- [Source material]

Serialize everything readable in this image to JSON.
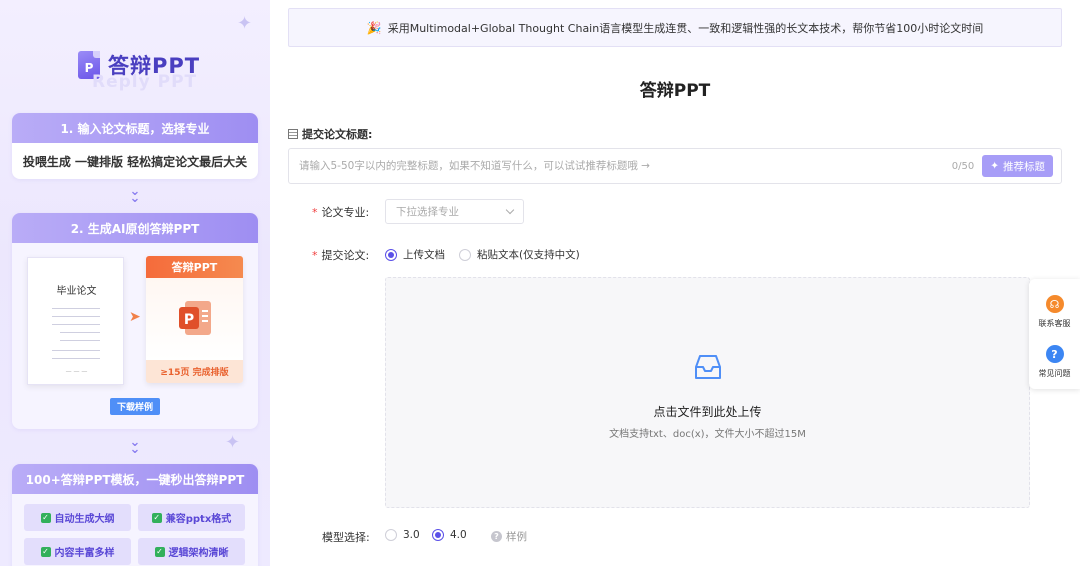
{
  "sidebar": {
    "logo_text": "答辩PPT",
    "logo_subtext": "Reply PPT",
    "logo_icon_letter": "P",
    "step1": {
      "title": "1. 输入论文标题，选择专业",
      "body": "投喂生成 一键排版 轻松搞定论文最后大关"
    },
    "step2": {
      "title": "2. 生成AI原创答辩PPT",
      "paper_title": "毕业论文",
      "ppt_title": "答辩PPT",
      "ppt_footer": "≥15页 完成排版",
      "download_label": "下载样例"
    },
    "step3": {
      "title": "100+答辩PPT模板，一键秒出答辩PPT",
      "features": [
        "自动生成大纲",
        "兼容pptx格式",
        "内容丰富多样",
        "逻辑架构清晰"
      ]
    }
  },
  "banner": {
    "text": "采用Multimodal+Global Thought Chain语言模型生成连贯、一致和逻辑性强的长文本技术，帮你节省100小时论文时间"
  },
  "page_title": "答辩PPT",
  "form": {
    "title_label": "提交论文标题:",
    "title_placeholder": "请输入5-50字以内的完整标题，如果不知道写什么，可以试试推荐标题哦 →",
    "title_counter": "0/50",
    "recommend_label": "推荐标题",
    "major_label": "论文专业:",
    "major_placeholder": "下拉选择专业",
    "submit_label": "提交论文:",
    "submit_options": [
      {
        "label": "上传文档",
        "selected": true
      },
      {
        "label": "粘贴文本(仅支持中文)",
        "selected": false
      }
    ],
    "upload_main": "点击文件到此处上传",
    "upload_sub": "文档支持txt、doc(x)，文件大小不超过15M",
    "model_label": "模型选择:",
    "model_options": [
      {
        "label": "3.0",
        "selected": false
      },
      {
        "label": "4.0",
        "selected": true
      }
    ],
    "sample_label": "样例"
  },
  "float_panel": {
    "contact_label": "联系客服",
    "faq_label": "常见问题"
  },
  "colors": {
    "accent": "#5b50e8",
    "sidebar_head": "#a596f4",
    "ppt_orange": "#f56b3b",
    "download_blue": "#4f8ff7",
    "check_green": "#32b05b"
  }
}
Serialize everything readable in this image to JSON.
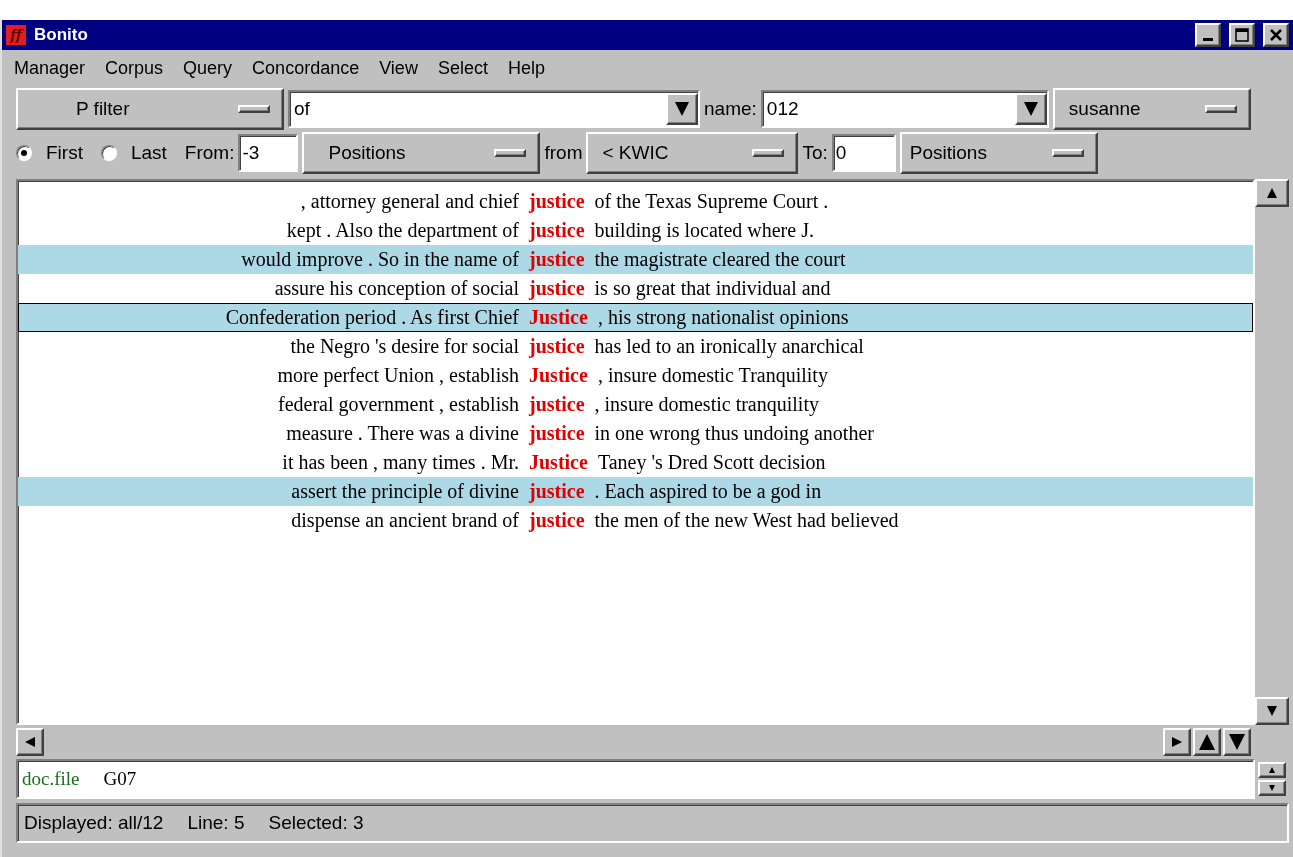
{
  "window": {
    "title": "Bonito",
    "logo": "ff"
  },
  "menu": [
    {
      "label": "Manager"
    },
    {
      "label": "Corpus"
    },
    {
      "label": "Query"
    },
    {
      "label": "Concordance"
    },
    {
      "label": "View"
    },
    {
      "label": "Select"
    },
    {
      "label": "Help"
    }
  ],
  "query_bar": {
    "filter_button": "P filter",
    "query_value": "of",
    "name_label": "name:",
    "name_value": "012",
    "corpus_button": "susanne"
  },
  "range_bar": {
    "options": [
      {
        "label": "First",
        "selected": true
      },
      {
        "label": "Last",
        "selected": false
      }
    ],
    "from_label": "From:",
    "from_value": "-3",
    "from_unit": "Positions",
    "from_word": "from",
    "anchor": "< KWIC",
    "to_label": "To:",
    "to_value": "0",
    "to_unit": "Positions"
  },
  "concordance": [
    {
      "left": ", attorney general and chief",
      "kwic": "justice",
      "right": "of the Texas Supreme Court .",
      "selected": false,
      "current": false
    },
    {
      "left": "kept . Also the department of",
      "kwic": "justice",
      "right": "building is located where J.",
      "selected": false,
      "current": false
    },
    {
      "left": "would improve . So in the name of",
      "kwic": "justice",
      "right": "the magistrate cleared the court",
      "selected": true,
      "current": false
    },
    {
      "left": "assure his conception of social",
      "kwic": "justice",
      "right": "is so great that individual and",
      "selected": false,
      "current": false
    },
    {
      "left": "Confederation period . As first Chief",
      "kwic": "Justice",
      "right": ", his strong nationalist opinions",
      "selected": true,
      "current": true
    },
    {
      "left": "the Negro 's desire for social",
      "kwic": "justice",
      "right": "has led to an ironically anarchical",
      "selected": false,
      "current": false
    },
    {
      "left": "more perfect Union , establish",
      "kwic": "Justice",
      "right": ", insure domestic Tranquility",
      "selected": false,
      "current": false
    },
    {
      "left": "federal government , establish",
      "kwic": "justice",
      "right": ", insure domestic tranquility",
      "selected": false,
      "current": false
    },
    {
      "left": "measure . There was a divine",
      "kwic": "justice",
      "right": "in one wrong thus undoing another",
      "selected": false,
      "current": false
    },
    {
      "left": "it has been , many times . Mr.",
      "kwic": "Justice",
      "right": "Taney 's Dred Scott decision",
      "selected": false,
      "current": false
    },
    {
      "left": "assert the principle of divine",
      "kwic": "justice",
      "right": ". Each aspired to be a god in",
      "selected": true,
      "current": false
    },
    {
      "left": "dispense an ancient brand of",
      "kwic": "justice",
      "right": "the men of the new West had believed",
      "selected": false,
      "current": false
    }
  ],
  "info_line": {
    "attribute": "doc.file",
    "value": "G07"
  },
  "status_bar": {
    "displayed": "Displayed: all/12",
    "line": "Line: 5",
    "selected": "Selected: 3"
  }
}
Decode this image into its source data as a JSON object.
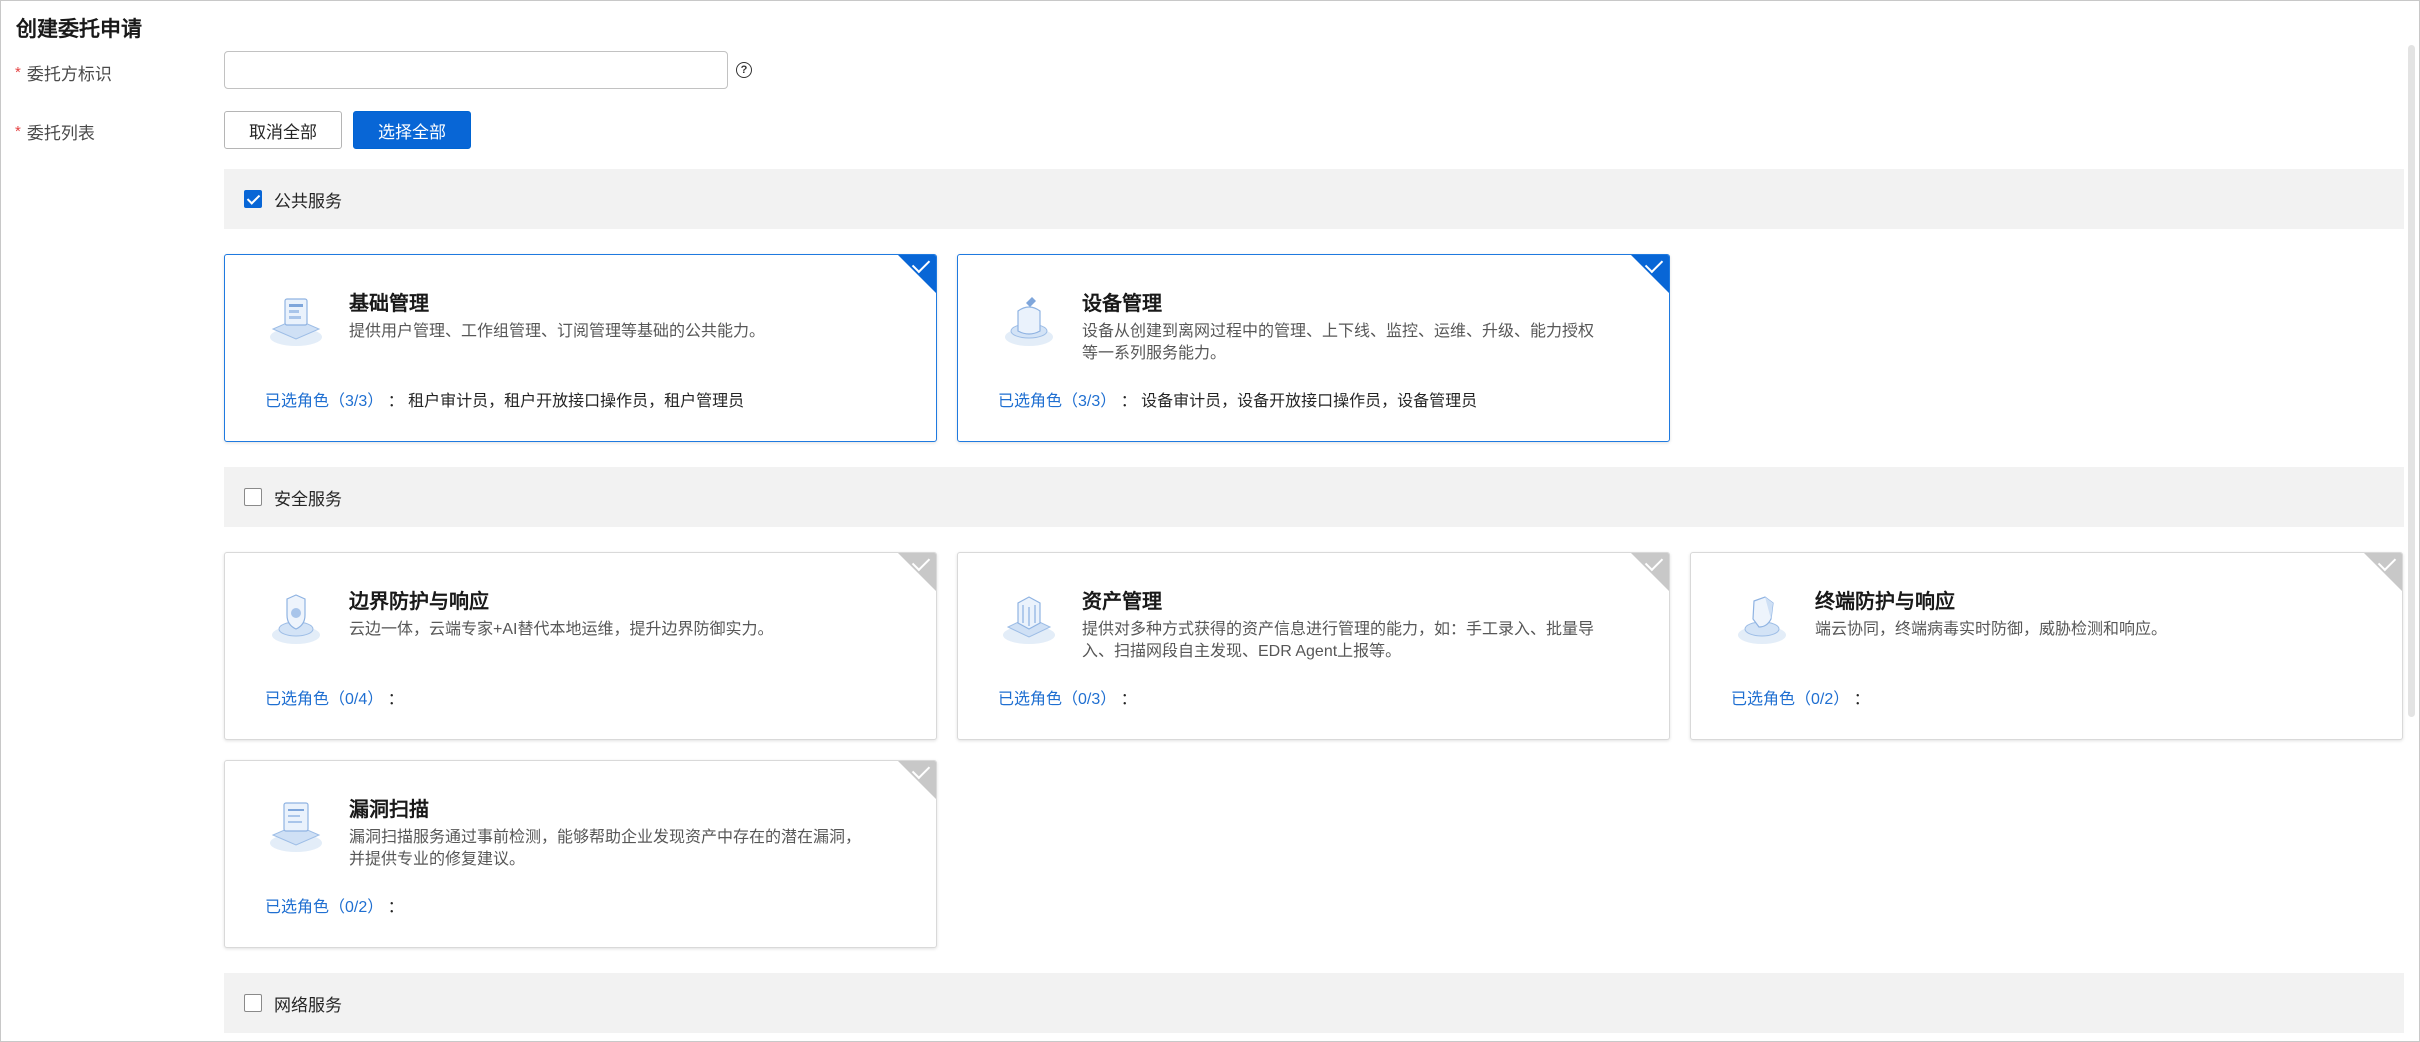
{
  "page": {
    "title": "创建委托申请"
  },
  "form": {
    "required_mark": "*",
    "delegate_id_label": "委托方标识",
    "delegate_id_value": "",
    "delegate_id_placeholder": "",
    "help_glyph": "?",
    "delegate_list_label": "委托列表",
    "cancel_all_label": "取消全部",
    "select_all_label": "选择全部"
  },
  "colors": {
    "primary": "#0866d6",
    "link": "#1f6fd1",
    "required": "#e54545",
    "group_bg": "#f2f2f2"
  },
  "groups": [
    {
      "label": "公共服务",
      "checked": true,
      "cards": [
        {
          "title": "基础管理",
          "desc": "提供用户管理、工作组管理、订阅管理等基础的公共能力。",
          "roles_label": "已选角色（3/3）",
          "roles_sep": "：",
          "roles": "租户审计员，租户开放接口操作员，租户管理员",
          "selected": true,
          "icon": "console-icon"
        },
        {
          "title": "设备管理",
          "desc": "设备从创建到离网过程中的管理、上下线、监控、运维、升级、能力授权等一系列服务能力。",
          "roles_label": "已选角色（3/3）",
          "roles_sep": "：",
          "roles": "设备审计员，设备开放接口操作员，设备管理员",
          "selected": true,
          "icon": "device-icon"
        }
      ]
    },
    {
      "label": "安全服务",
      "checked": false,
      "cards": [
        {
          "title": "边界防护与响应",
          "desc": "云边一体，云端专家+AI替代本地运维，提升边界防御实力。",
          "roles_label": "已选角色（0/4）",
          "roles_sep": "：",
          "roles": "",
          "selected": false,
          "icon": "shield-icon"
        },
        {
          "title": "资产管理",
          "desc": "提供对多种方式获得的资产信息进行管理的能力，如：手工录入、批量导入、扫描网段自主发现、EDR Agent上报等。",
          "roles_label": "已选角色（0/3）",
          "roles_sep": "：",
          "roles": "",
          "selected": false,
          "icon": "server-icon"
        },
        {
          "title": "终端防护与响应",
          "desc": "端云协同，终端病毒实时防御，威胁检测和响应。",
          "roles_label": "已选角色（0/2）",
          "roles_sep": "：",
          "roles": "",
          "selected": false,
          "icon": "terminal-shield-icon"
        },
        {
          "title": "漏洞扫描",
          "desc": "漏洞扫描服务通过事前检测，能够帮助企业发现资产中存在的潜在漏洞，并提供专业的修复建议。",
          "roles_label": "已选角色（0/2）",
          "roles_sep": "：",
          "roles": "",
          "selected": false,
          "icon": "scan-icon"
        }
      ]
    },
    {
      "label": "网络服务",
      "checked": false,
      "cards": []
    }
  ]
}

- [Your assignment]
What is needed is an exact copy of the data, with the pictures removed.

- [Exercise response]
Serialize everything readable in this image to JSON.
{
  "sidebar": {
    "logo_text": "答辩PPT",
    "logo_subtext": "Reply PPT",
    "logo_icon_letter": "P",
    "step1": {
      "title": "1. 输入论文标题，选择专业",
      "body": "投喂生成 一键排版 轻松搞定论文最后大关"
    },
    "step2": {
      "title": "2. 生成AI原创答辩PPT",
      "paper_title": "毕业论文",
      "ppt_title": "答辩PPT",
      "ppt_footer": "≥15页 完成排版",
      "download_label": "下载样例"
    },
    "step3": {
      "title": "100+答辩PPT模板，一键秒出答辩PPT",
      "features": [
        "自动生成大纲",
        "兼容pptx格式",
        "内容丰富多样",
        "逻辑架构清晰"
      ]
    }
  },
  "banner": {
    "text": "采用Multimodal+Global Thought Chain语言模型生成连贯、一致和逻辑性强的长文本技术，帮你节省100小时论文时间"
  },
  "page_title": "答辩PPT",
  "form": {
    "title_label": "提交论文标题:",
    "title_placeholder": "请输入5-50字以内的完整标题，如果不知道写什么，可以试试推荐标题哦 →",
    "title_counter": "0/50",
    "recommend_label": "推荐标题",
    "major_label": "论文专业:",
    "major_placeholder": "下拉选择专业",
    "submit_label": "提交论文:",
    "submit_options": [
      {
        "label": "上传文档",
        "selected": true
      },
      {
        "label": "粘贴文本(仅支持中文)",
        "selected": false
      }
    ],
    "upload_main": "点击文件到此处上传",
    "upload_sub": "文档支持txt、doc(x)，文件大小不超过15M",
    "model_label": "模型选择:",
    "model_options": [
      {
        "label": "3.0",
        "selected": false
      },
      {
        "label": "4.0",
        "selected": true
      }
    ],
    "sample_label": "样例"
  },
  "float_panel": {
    "contact_label": "联系客服",
    "faq_label": "常见问题"
  },
  "colors": {
    "accent": "#5b50e8",
    "sidebar_head": "#a596f4",
    "ppt_orange": "#f56b3b",
    "download_blue": "#4f8ff7",
    "check_green": "#32b05b"
  }
}
Serialize everything readable in this image to JSON.
{
  "window": {
    "title": "Bonito",
    "logo": "ff"
  },
  "menu": [
    {
      "label": "Manager"
    },
    {
      "label": "Corpus"
    },
    {
      "label": "Query"
    },
    {
      "label": "Concordance"
    },
    {
      "label": "View"
    },
    {
      "label": "Select"
    },
    {
      "label": "Help"
    }
  ],
  "query_bar": {
    "filter_button": "P filter",
    "query_value": "of",
    "name_label": "name:",
    "name_value": "012",
    "corpus_button": "susanne"
  },
  "range_bar": {
    "options": [
      {
        "label": "First",
        "selected": true
      },
      {
        "label": "Last",
        "selected": false
      }
    ],
    "from_label": "From:",
    "from_value": "-3",
    "from_unit": "Positions",
    "from_word": "from",
    "anchor": "< KWIC",
    "to_label": "To:",
    "to_value": "0",
    "to_unit": "Positions"
  },
  "concordance": [
    {
      "left": ", attorney general and chief",
      "kwic": "justice",
      "right": "of the Texas Supreme Court .",
      "selected": false,
      "current": false
    },
    {
      "left": "kept . Also the department of",
      "kwic": "justice",
      "right": "building is located where J.",
      "selected": false,
      "current": false
    },
    {
      "left": "would improve . So in the name of",
      "kwic": "justice",
      "right": "the magistrate cleared the court",
      "selected": true,
      "current": false
    },
    {
      "left": "assure his conception of social",
      "kwic": "justice",
      "right": "is so great that individual and",
      "selected": false,
      "current": false
    },
    {
      "left": "Confederation period . As first Chief",
      "kwic": "Justice",
      "right": ", his strong nationalist opinions",
      "selected": true,
      "current": true
    },
    {
      "left": "the Negro 's desire for social",
      "kwic": "justice",
      "right": "has led to an ironically anarchical",
      "selected": false,
      "current": false
    },
    {
      "left": "more perfect Union , establish",
      "kwic": "Justice",
      "right": ", insure domestic Tranquility",
      "selected": false,
      "current": false
    },
    {
      "left": "federal government , establish",
      "kwic": "justice",
      "right": ", insure domestic tranquility",
      "selected": false,
      "current": false
    },
    {
      "left": "measure . There was a divine",
      "kwic": "justice",
      "right": "in one wrong thus undoing another",
      "selected": false,
      "current": false
    },
    {
      "left": "it has been , many times . Mr.",
      "kwic": "Justice",
      "right": "Taney 's Dred Scott decision",
      "selected": false,
      "current": false
    },
    {
      "left": "assert the principle of divine",
      "kwic": "justice",
      "right": ". Each aspired to be a god in",
      "selected": true,
      "current": false
    },
    {
      "left": "dispense an ancient brand of",
      "kwic": "justice",
      "right": "the men of the new West had believed",
      "selected": false,
      "current": false
    }
  ],
  "info_line": {
    "attribute": "doc.file",
    "value": "G07"
  },
  "status_bar": {
    "displayed": "Displayed: all/12",
    "line": "Line: 5",
    "selected": "Selected: 3"
  }
}
Decode this image into its source data as a JSON object.
{
  "page": {
    "title": "创建委托申请"
  },
  "form": {
    "required_mark": "*",
    "delegate_id_label": "委托方标识",
    "delegate_id_value": "",
    "delegate_id_placeholder": "",
    "help_glyph": "?",
    "delegate_list_label": "委托列表",
    "cancel_all_label": "取消全部",
    "select_all_label": "选择全部"
  },
  "colors": {
    "primary": "#0866d6",
    "link": "#1f6fd1",
    "required": "#e54545",
    "group_bg": "#f2f2f2"
  },
  "groups": [
    {
      "label": "公共服务",
      "checked": true,
      "cards": [
        {
          "title": "基础管理",
          "desc": "提供用户管理、工作组管理、订阅管理等基础的公共能力。",
          "roles_label": "已选角色（3/3）",
          "roles_sep": "：",
          "roles": "租户审计员，租户开放接口操作员，租户管理员",
          "selected": true,
          "icon": "console-icon"
        },
        {
          "title": "设备管理",
          "desc": "设备从创建到离网过程中的管理、上下线、监控、运维、升级、能力授权等一系列服务能力。",
          "roles_label": "已选角色（3/3）",
          "roles_sep": "：",
          "roles": "设备审计员，设备开放接口操作员，设备管理员",
          "selected": true,
          "icon": "device-icon"
        }
      ]
    },
    {
      "label": "安全服务",
      "checked": false,
      "cards": [
        {
          "title": "边界防护与响应",
          "desc": "云边一体，云端专家+AI替代本地运维，提升边界防御实力。",
          "roles_label": "已选角色（0/4）",
          "roles_sep": "：",
          "roles": "",
          "selected": false,
          "icon": "shield-icon"
        },
        {
          "title": "资产管理",
          "desc": "提供对多种方式获得的资产信息进行管理的能力，如：手工录入、批量导入、扫描网段自主发现、EDR Agent上报等。",
          "roles_label": "已选角色（0/3）",
          "roles_sep": "：",
          "roles": "",
          "selected": false,
          "icon": "server-icon"
        },
        {
          "title": "终端防护与响应",
          "desc": "端云协同，终端病毒实时防御，威胁检测和响应。",
          "roles_label": "已选角色（0/2）",
          "roles_sep": "：",
          "roles": "",
          "selected": false,
          "icon": "terminal-shield-icon"
        },
        {
          "title": "漏洞扫描",
          "desc": "漏洞扫描服务通过事前检测，能够帮助企业发现资产中存在的潜在漏洞，并提供专业的修复建议。",
          "roles_label": "已选角色（0/2）",
          "roles_sep": "：",
          "roles": "",
          "selected": false,
          "icon": "scan-icon"
        }
      ]
    },
    {
      "label": "网络服务",
      "checked": false,
      "cards": []
    }
  ]
}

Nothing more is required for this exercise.